Roberto Alomar 66.8 2,379 4.5
Willie Randolph 65.5 2,202 4.8
Craig Biggio 65.1 2,850 3.7
Chase Utley 60.9 1,414 7.0

The topic of this post however isn't what Utley has accomplished in a great career and how that compares, but where he ranks among the NL's best second basemen today.

Utley will be starting at second for the NL in tonight's All-Star game. He was voted in by a comfortable margin after getting off to a hot start. We see this all the time in All-star voting: a player's early success is visible to voters from the start, and even if that's his only good month of the season, it takes a while for their cumulative stats to decline, and by then they've gotten noticed and get substantial voter support.

David S. Cohen has rightly pointed out that Utley has been very streaky this year, alternating periods when he's been dominant, with weeks or more when he's looked lost at the plate.

However streakiness in itself doesn't take away from a player's value. Compared to a theoretical version of Utley's season in which his contributions were spread evenly throughout the year, he has helped the team win games more in some periods, and less in others. It's not as though he created "excess" value when he was hot, leading to unneeded runs in Phillies blow outs in those games.

When we look at Utley's overall productivity this year compared to other second basemen in the NL, it's clear that he has been the best in the league so far, using either main WAR metric:

Chase Utley 3.1 Chase Utley 3.0
Daniel Murphy 2.6 Dee Gordon 2.2
Dee Gordon 2.5 Daniel Murphy 1.9
Scooter Gennett 2.2 Scooter Gennett 1.5
Neil Walker 1.4 DJ LeMahieu 1.4
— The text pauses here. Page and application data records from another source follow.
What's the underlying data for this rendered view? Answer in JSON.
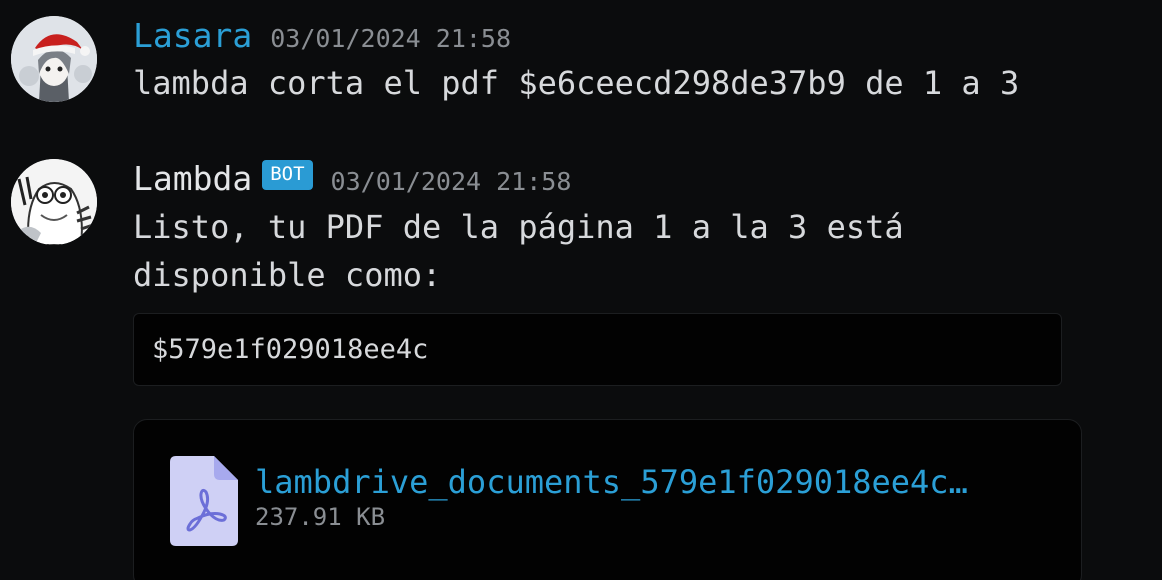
{
  "messages": [
    {
      "username": "Lasara",
      "timestamp": "03/01/2024 21:58",
      "text": "lambda corta el pdf $e6ceecd298de37b9 de 1 a 3",
      "avatar_icon": "user-avatar-santa-hat"
    },
    {
      "username": "Lambda",
      "badge": "BOT",
      "timestamp": "03/01/2024 21:58",
      "text": "Listo, tu PDF de la página 1 a la 3 está\ndisponible como:",
      "avatar_icon": "bot-avatar-hamster",
      "code": "$579e1f029018ee4c",
      "attachment": {
        "file_name": "lambdrive_documents_579e1f029018ee4c…",
        "file_size": "237.91 KB",
        "icon": "pdf-file-icon"
      }
    }
  ],
  "colors": {
    "background": "#0b0c0d",
    "user_name": "#2b9fd6",
    "link": "#2b9fd6",
    "bot_badge": "#2a9bd4",
    "timestamp": "#8a8e93",
    "file_icon": "#cfd0f5",
    "pdf_glyph": "#6c6fd8"
  }
}
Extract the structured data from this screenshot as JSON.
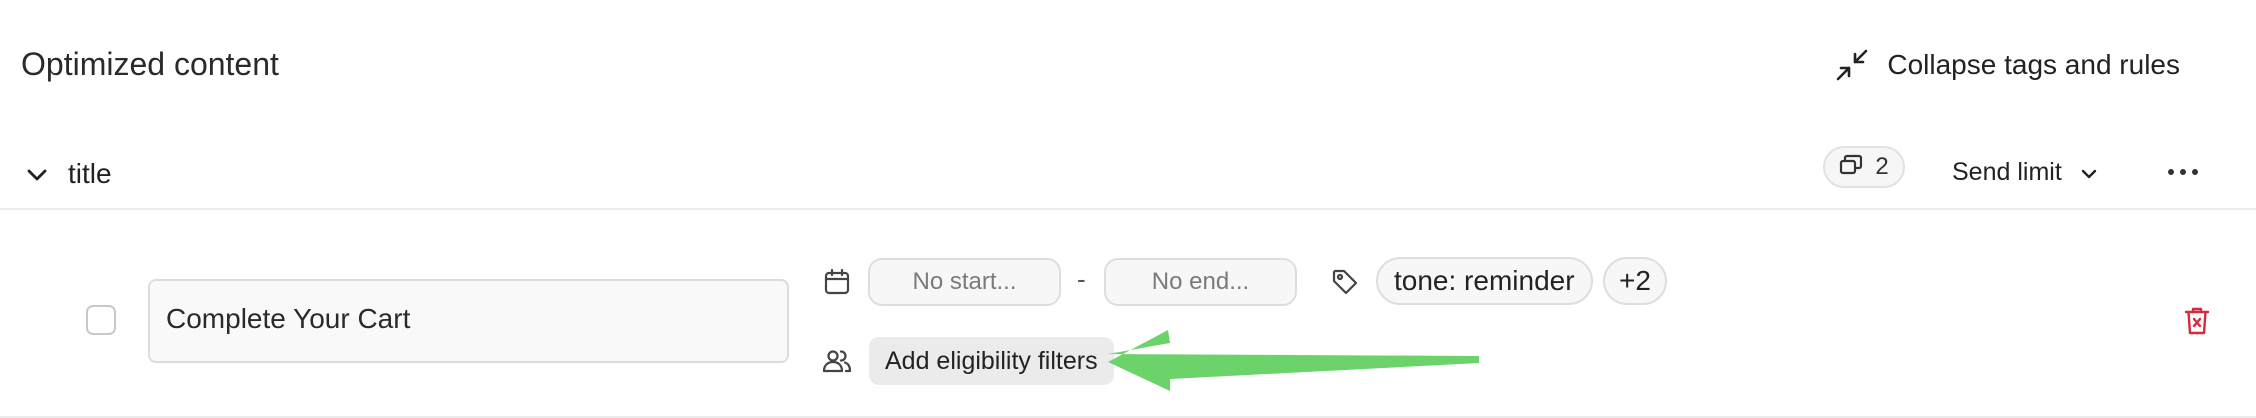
{
  "header": {
    "title": "Optimized content",
    "collapse_label": "Collapse tags and rules",
    "collapse_icon": "collapse-arrows-icon"
  },
  "group": {
    "title": "title",
    "variants_count": "2",
    "send_limit_label": "Send limit"
  },
  "item": {
    "title_value": "Complete Your Cart",
    "start_placeholder": "No start...",
    "date_separator": "-",
    "end_placeholder": "No end...",
    "tags": [
      "tone: reminder",
      "+2"
    ],
    "filters_button": "Add eligibility filters"
  },
  "colors": {
    "delete": "#d62b3c",
    "annotation_arrow": "#6cd26a"
  }
}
How is he doing this? Just as throughout his career, he's beating teams in a variety of ways:

Name AVG OBP SLG wRC+ BsR Off Def fWAR
Chase Utley .293 .349 .445 120 2.4 11.1 5.9 3.1
Daniel Murphy .294 .342 .413 116 2.8 10.3 1.5 2.6
Dee Gordon .292 .344 .398 112 6.4 11.9 0.0 2.5
Scooter Gennett .309 .346 .482 124 1.0 9.4 1.5 2.2
Neil Walker .271 .342 .444 124 -0.2 9.1 -6.9 1.4

He's been among the best hitters at the position, continues to be well above average on the bases, and has maintained his stellar defense, the occasional miscue notwithstanding.

Some tonight may be tempted to see Utley's inclusion in the All-Star game as a nod to a once great player, acknowledging him for what he has done in the past. That may be the case for the AL shortstop, but not for the NL's starter at second base.